The hacks behind UK phone scandal were easy as 1, 2, 3, 4
Voice mail hacks that threaten British government and media establishment could have been avoided with some simple precautions
- By John Breeden II
- Jul 22, 2011
The technology behind the scandal that brought down London’s News of the World tabloid is actually nothing new in hacking circles. Parts of the cell-phone network are notoriously easy to crack, and the reporters at that now-defunct newspaper were simply following techniques, or paying someone else to do it, that were invented years ago.
Even so, there are a few basic things you can do right now to make your phone more secure.
Will smart phones replace your Internet connection?
The truth is that the wireless signals coming from cell phones these days are pretty secure. Because of the way most cell phones broadcast their signals to towers, digitally and in pieces to be re-assembled later, they are practically encrypted already. The days of someone with a powerful radio driving around listening to calls are almost over, though this is still the case with a lot of portable phones, like the kind that simply transmit their signal to the base station in your home. I once rode along with a shady character who liked to listen in to the conversations taking place at college dormitories using that method, so be careful what you say on those cordless phones.
Anyway, back to the scandal at hand. The fallout has led to calls from people like General James E. Cartwright for greater cell phone security in the United States. While we applaud the general for going on the record with his concern, the truth is that there are a couple basic things most people can do to make their phones more secure right now.
The journalists at News of the World were not tapping into live calls. They were breaking into voice mail. At one extreme, they were simply keying in the default passwords issued with phones. You can get a list of them from most hacker websites. When I got my new cell phone, the default password on the voice mail was 1234 for example. You would be surprised how many people don’t change this. When using your own phone to call your voice mail, most people don’t have to enter the password because it sees that it’s your phone and lets you pass. But if you are calling in remotely, you have to enter your phone number and password.

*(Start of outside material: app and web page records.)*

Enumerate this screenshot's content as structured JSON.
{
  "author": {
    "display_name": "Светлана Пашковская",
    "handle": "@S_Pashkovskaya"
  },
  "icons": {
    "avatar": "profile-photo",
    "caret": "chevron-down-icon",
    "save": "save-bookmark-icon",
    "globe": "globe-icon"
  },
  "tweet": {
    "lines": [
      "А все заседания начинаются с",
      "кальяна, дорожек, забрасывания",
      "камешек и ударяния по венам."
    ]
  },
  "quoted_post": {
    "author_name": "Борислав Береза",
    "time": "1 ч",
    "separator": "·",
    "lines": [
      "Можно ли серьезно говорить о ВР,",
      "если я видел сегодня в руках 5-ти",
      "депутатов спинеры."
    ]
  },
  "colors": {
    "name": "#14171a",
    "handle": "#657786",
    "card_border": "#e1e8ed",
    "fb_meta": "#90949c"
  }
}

That’s how the so-called journalists got into the voice mail of celebrities and government officials alike.
In this way, many types of devices are unsafe because their default passwords are either widely known or listed publicly. Most Cisco wireless access points, for example, used to ship with "tsunami" as the default password. If you don’t change it, almost anyone can use your wireless signal. And many office PBX voicemail systems give everyone a password of 0000 until they change it, if they change it. To protect yourself from this base-level hacking, simply change your default password. But it won’t make you bulletproof.
Most voice-mail systems do not have lockout functions, though many will cut a call off after three tries. Even so, hackers can always call back. So someone really determined to get in could simply guess 0000 followed by 0001 followed by 0002 until they got it right. And there are programs to make this process go more quickly.
You might want to make a note to change your voice-mail password every month, say on the 25th or some relevant date. At the very least, it will force a hacker to go through the entire process again. And if allegations are true that the News of the World journalists bribed cell phone workers for passwords, it would mean that the info they got would only be good for a limited time. They would have to re-bribe that person again once you changed your password.
Now, even though it’s rare, intercepting voice to voice phone calls is still possible. In the September issue, the lab plans to test an app from Cellcrypt that claims to be able to encrypt calls between two smart phones regardless of the type of phone or the networks involved. Both phones simply need to have the app installed. We’ll let you know how that turns out, but in the meantime, change your voice-mail passwords, because one, two, three, four might make a catchy song title, but it isn’t secure at all.
John Breeden II is a freelance technology writer for GCN.